De-Mystifying the UTA Job List: 4.41
A little while back,I mentioned the UTA joblist and many of you were kind enough to send me a copy. The latest ones I duly sent on to the very grateful fledgling assistants. (one even said I was God, as if my ego needs to get bigger...point is, they were grateful, so thanks)
So I was doing some research (read: about 5 minutes of lazy Googling) into the history of the UTA list and reading many of the emails accompanying the list-- many of which were reviews of its effectiveness. Some were quite critical, while others seem convinced of its usefulness.
First off, though, let's destroy the mythology of the list. I mean hey, I like mysteries and all, but when it comes to my career, I don't need any more friggin' mystery. Or drama. Or struggle. Although I doubt I can avoid those last two.
Anyhoo, the UTA list was created about a decade ago, essentially a few years after the Internet got going (remember, kids, it was only in about 1994 that Al Gore invented the Internet). A UTA assistant started the list with the blessing of higher-ups, who are generally okay with their assistants getting promoted after they've abused them for awhile, because it usually expands the reach of the bosses' tentacles. UTA assistants still compile it today.

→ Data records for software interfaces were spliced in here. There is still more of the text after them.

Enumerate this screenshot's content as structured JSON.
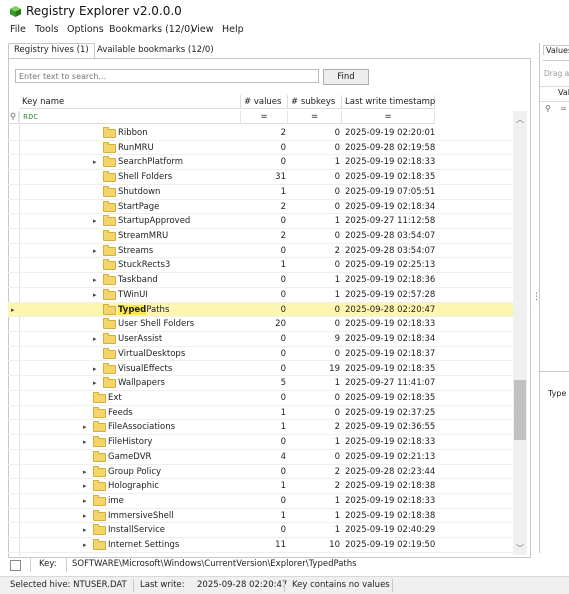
{
  "app": {
    "title": "Registry Explorer v2.0.0.0"
  },
  "menu": [
    "File",
    "Tools",
    "Options",
    "Bookmarks (12/0)",
    "View",
    "Help"
  ],
  "tabs": {
    "hives": "Registry hives (1)",
    "bookmarks": "Available bookmarks (12/0)"
  },
  "search": {
    "placeholder": "Enter text to search...",
    "find_label": "Find"
  },
  "columns": {
    "key_name": "Key name",
    "values": "# values",
    "subkeys": "# subkeys",
    "timestamp": "Last write timestamp"
  },
  "filter": {
    "key_name": "🄰C",
    "values": "=",
    "subkeys": "=",
    "timestamp": "="
  },
  "rows": [
    {
      "name": "Ribbon",
      "values": "2",
      "subkeys": "0",
      "ts": "2025-09-19 02:20:01",
      "expand": false,
      "indent": 2
    },
    {
      "name": "RunMRU",
      "values": "0",
      "subkeys": "0",
      "ts": "2025-09-28 02:19:58",
      "expand": false,
      "indent": 2
    },
    {
      "name": "SearchPlatform",
      "values": "0",
      "subkeys": "1",
      "ts": "2025-09-19 02:18:33",
      "expand": true,
      "indent": 2
    },
    {
      "name": "Shell Folders",
      "values": "31",
      "subkeys": "0",
      "ts": "2025-09-19 02:18:35",
      "expand": false,
      "indent": 2
    },
    {
      "name": "Shutdown",
      "values": "1",
      "subkeys": "0",
      "ts": "2025-09-19 07:05:51",
      "expand": false,
      "indent": 2
    },
    {
      "name": "StartPage",
      "values": "2",
      "subkeys": "0",
      "ts": "2025-09-19 02:18:34",
      "expand": false,
      "indent": 2
    },
    {
      "name": "StartupApproved",
      "values": "0",
      "subkeys": "1",
      "ts": "2025-09-27 11:12:58",
      "expand": true,
      "indent": 2
    },
    {
      "name": "StreamMRU",
      "values": "2",
      "subkeys": "0",
      "ts": "2025-09-28 03:54:07",
      "expand": false,
      "indent": 2
    },
    {
      "name": "Streams",
      "values": "0",
      "subkeys": "2",
      "ts": "2025-09-28 03:54:07",
      "expand": true,
      "indent": 2
    },
    {
      "name": "StuckRects3",
      "values": "1",
      "subkeys": "0",
      "ts": "2025-09-19 02:25:13",
      "expand": false,
      "indent": 2
    },
    {
      "name": "Taskband",
      "values": "0",
      "subkeys": "1",
      "ts": "2025-09-19 02:18:36",
      "expand": true,
      "indent": 2
    },
    {
      "name": "TWinUI",
      "values": "0",
      "subkeys": "1",
      "ts": "2025-09-19 02:57:28",
      "expand": true,
      "indent": 2
    },
    {
      "name": "TypedPaths",
      "values": "0",
      "subkeys": "0",
      "ts": "2025-09-28 02:20:47",
      "expand": false,
      "indent": 2,
      "selected": true,
      "highlight": "Typed"
    },
    {
      "name": "User Shell Folders",
      "values": "20",
      "subkeys": "0",
      "ts": "2025-09-19 02:18:33",
      "expand": false,
      "indent": 2
    },
    {
      "name": "UserAssist",
      "values": "0",
      "subkeys": "9",
      "ts": "2025-09-19 02:18:34",
      "expand": true,
      "indent": 2
    },
    {
      "name": "VirtualDesktops",
      "values": "0",
      "subkeys": "0",
      "ts": "2025-09-19 02:18:37",
      "expand": false,
      "indent": 2
    },
    {
      "name": "VisualEffects",
      "values": "0",
      "subkeys": "19",
      "ts": "2025-09-19 02:18:35",
      "expand": true,
      "indent": 2
    },
    {
      "name": "Wallpapers",
      "values": "5",
      "subkeys": "1",
      "ts": "2025-09-27 11:41:07",
      "expand": true,
      "indent": 2
    },
    {
      "name": "Ext",
      "values": "0",
      "subkeys": "0",
      "ts": "2025-09-19 02:18:35",
      "expand": false,
      "indent": 1
    },
    {
      "name": "Feeds",
      "values": "1",
      "subkeys": "0",
      "ts": "2025-09-19 02:37:25",
      "expand": false,
      "indent": 1
    },
    {
      "name": "FileAssociations",
      "values": "1",
      "subkeys": "2",
      "ts": "2025-09-19 02:36:55",
      "expand": true,
      "indent": 1
    },
    {
      "name": "FileHistory",
      "values": "0",
      "subkeys": "1",
      "ts": "2025-09-19 02:18:33",
      "expand": true,
      "indent": 1
    },
    {
      "name": "GameDVR",
      "values": "4",
      "subkeys": "0",
      "ts": "2025-09-19 02:21:13",
      "expand": false,
      "indent": 1
    },
    {
      "name": "Group Policy",
      "values": "0",
      "subkeys": "2",
      "ts": "2025-09-28 02:23:44",
      "expand": true,
      "indent": 1
    },
    {
      "name": "Holographic",
      "values": "1",
      "subkeys": "2",
      "ts": "2025-09-19 02:18:38",
      "expand": true,
      "indent": 1
    },
    {
      "name": "ime",
      "values": "0",
      "subkeys": "1",
      "ts": "2025-09-19 02:18:33",
      "expand": true,
      "indent": 1
    },
    {
      "name": "ImmersiveShell",
      "values": "1",
      "subkeys": "1",
      "ts": "2025-09-19 02:18:38",
      "expand": true,
      "indent": 1
    },
    {
      "name": "InstallService",
      "values": "0",
      "subkeys": "1",
      "ts": "2025-09-19 02:40:29",
      "expand": true,
      "indent": 1
    },
    {
      "name": "Internet Settings",
      "values": "11",
      "subkeys": "10",
      "ts": "2025-09-19 02:19:50",
      "expand": true,
      "indent": 1
    }
  ],
  "right_panel": {
    "tab": "Values",
    "drag_hint": "Drag a",
    "col": "Val",
    "type_label": "Type"
  },
  "keybar": {
    "label": "Key:",
    "path": "SOFTWARE\\Microsoft\\Windows\\CurrentVersion\\Explorer\\TypedPaths"
  },
  "status": {
    "hive": "Selected hive: NTUSER.DAT",
    "last_write_label": "Last write:",
    "last_write": "2025-09-28 02:20:47",
    "msg": "Key contains no values"
  },
  "colors": {
    "selected_row": "#fcf6b0",
    "folder": "#f3d56a",
    "accent": "#2e7d32"
  }
}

Now, on to the debate over the list's effectiveness. Here's a good example of the thoughts of the list's detractors:
I'd like to share with you my thoughts on the UTA job list. It has never gotten me -- or anyone I know a job.
I have sent COUNTLESS resumes to it over the years of struggling to get somewhere, anywhere that would let me move up and eventually out of the assistant seat. I have even used it to get resumes for my replacements over the years, but I never ended up hiring from it because the good candidates I called were already working and the poor candidates were not up to snuff. I have gotten a total of 2 calls from those resumes. One person told me I was "overqualified", the other person told me that he called me because I "looked good on paper" and would I be willing to take a meeting to see if I looked as good "in person".

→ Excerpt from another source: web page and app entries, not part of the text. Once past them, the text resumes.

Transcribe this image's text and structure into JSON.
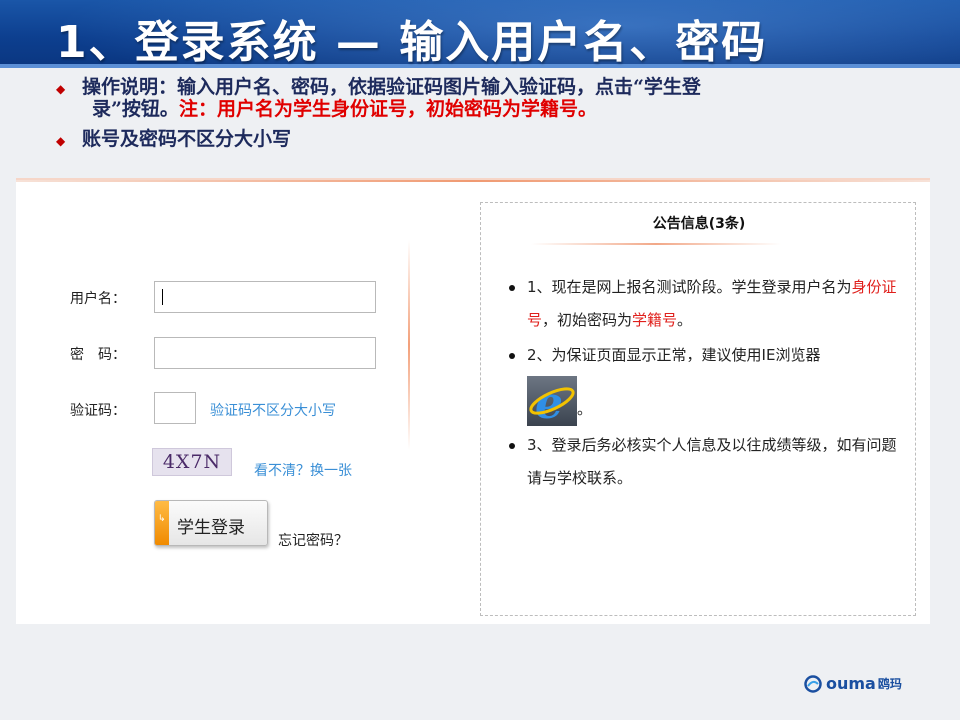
{
  "header": {
    "title": "1、登录系统 — 输入用户名、密码"
  },
  "instructions": {
    "line1_text": "操作说明：输入用户名、密码，依据验证码图片输入验证码，点击“学生登",
    "line1_cont": "录”按钮。",
    "line1_note": "注：用户名为学生身份证号，初始密码为学籍号。",
    "line2_text": "账号及密码不区分大小写"
  },
  "login": {
    "username_label": "用户名：",
    "username_value": "",
    "password_label": "密　码：",
    "password_value": "",
    "captcha_label": "验证码：",
    "captcha_value": "",
    "captcha_hint": "验证码不区分大小写",
    "captcha_text": "4X7N",
    "refresh_link": "看不清？换一张",
    "login_button": "学生登录",
    "forgot_link": "忘记密码？"
  },
  "notice": {
    "title": "公告信息(3条)",
    "item1_a": "1、现在是网上报名测试阶段。学生登录用户名为",
    "item1_red1": "身份证号",
    "item1_b": "，初始密码为",
    "item1_red2": "学籍号",
    "item1_c": "。",
    "item2_a": "2、为保证页面显示正常，建议使用IE浏览器",
    "item2_b": "。",
    "item3": "3、登录后务必核实个人信息及以往成绩等级，如有问题请与学校联系。"
  },
  "logo": {
    "brand": "ouma",
    "cn": "鸥玛"
  },
  "colors": {
    "banner": "#0d3f8f",
    "note_red": "#e00000",
    "link_blue": "#3a8fd6",
    "button_tab": "#f08a00"
  },
  "icons": [
    "bullet-diamond-icon",
    "ie-browser-icon",
    "ouma-logo-icon",
    "button-tab-icon"
  ]
}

I'd love to know the origins of the list as well, if only to impress my drinking buddies. IMHO it's pretty much a useless waste of time.
Cheers and keep on keepin' on,
"Assistant Woman X"
I would like to personally back up Assistant Woman X's testimony. I applied for perhaps 20 jobs from the UTA job list and was called for exactly one. And that call was a courtesy call telling me the job had been filled.
So I know what she's talkin' about. On the other hand, John August is the most luminary of the luminaries who've spoken on the subject. And he considers the UTA list to be "the classic resource."
But here's why I'm inclined to agree with Assistant Woman X. The UTA assistants siphon off the best jobs for themselves before putting the list out. This ensures that the only jobs on the list are the crappier ones that probably won't lead to your dream Hollywood career.
Fortunately for everyone who remains a supporter of the list, USC's School of Cinema & Television regularly posts the list when it's updated. You can find the latest one online here. But if you're interested in the list, keep checking back in on the News Releases section here and I'm sure you'll get it shortly after everyone else does.
For more on the list, Variety has a nice, accessible article about it. So for further info, click here to go read it.
UPDATE: I received a flurry of emails on the subject and will be doing a follow-up on the UTA list in the near future. Stay tuned.
TECHNORATI TAGS: UTA, job list, career, entertainment industry, assistants